**Exercise description:** Report the tally of lines in the material below that have the string "access", with no other output.
======== Supplied material ========
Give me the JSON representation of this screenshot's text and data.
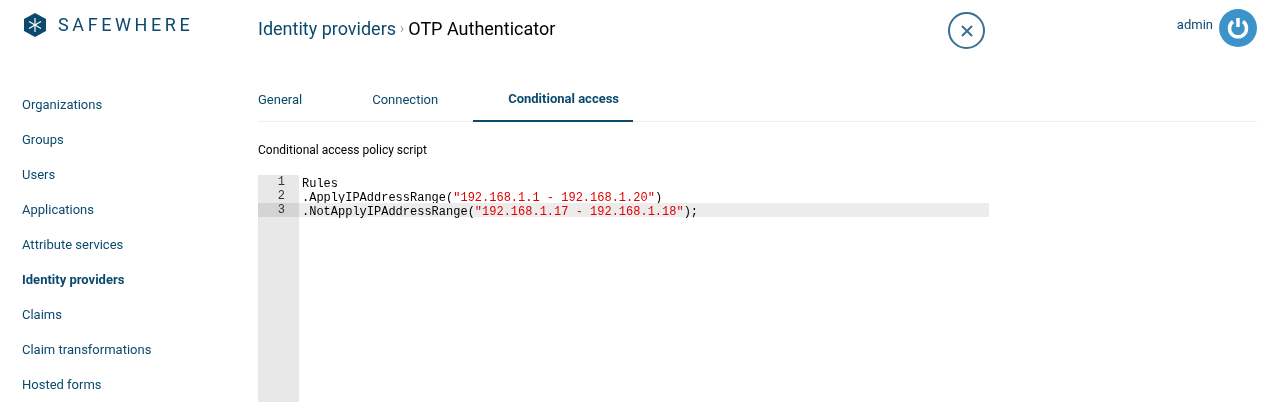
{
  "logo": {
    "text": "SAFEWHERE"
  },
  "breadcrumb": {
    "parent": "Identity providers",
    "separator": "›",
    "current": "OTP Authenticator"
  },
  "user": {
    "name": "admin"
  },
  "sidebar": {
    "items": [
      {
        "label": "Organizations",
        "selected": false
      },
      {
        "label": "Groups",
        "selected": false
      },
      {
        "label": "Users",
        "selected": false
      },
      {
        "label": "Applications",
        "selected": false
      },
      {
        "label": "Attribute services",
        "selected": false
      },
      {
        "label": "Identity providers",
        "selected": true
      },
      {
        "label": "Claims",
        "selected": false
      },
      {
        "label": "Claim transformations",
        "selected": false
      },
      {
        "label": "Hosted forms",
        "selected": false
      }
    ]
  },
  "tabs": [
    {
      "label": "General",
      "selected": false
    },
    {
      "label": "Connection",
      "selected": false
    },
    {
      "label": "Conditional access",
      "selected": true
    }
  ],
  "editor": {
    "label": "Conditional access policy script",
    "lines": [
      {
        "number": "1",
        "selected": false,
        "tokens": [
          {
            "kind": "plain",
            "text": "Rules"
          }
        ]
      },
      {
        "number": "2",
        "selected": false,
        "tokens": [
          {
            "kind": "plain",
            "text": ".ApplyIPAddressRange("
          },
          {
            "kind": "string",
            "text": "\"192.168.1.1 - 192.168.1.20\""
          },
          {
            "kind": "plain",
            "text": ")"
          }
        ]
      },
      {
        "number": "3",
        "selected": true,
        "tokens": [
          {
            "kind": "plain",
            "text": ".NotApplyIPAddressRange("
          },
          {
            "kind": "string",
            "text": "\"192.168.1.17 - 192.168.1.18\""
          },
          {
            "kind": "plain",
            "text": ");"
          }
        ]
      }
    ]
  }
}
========
**Exercise response:** 2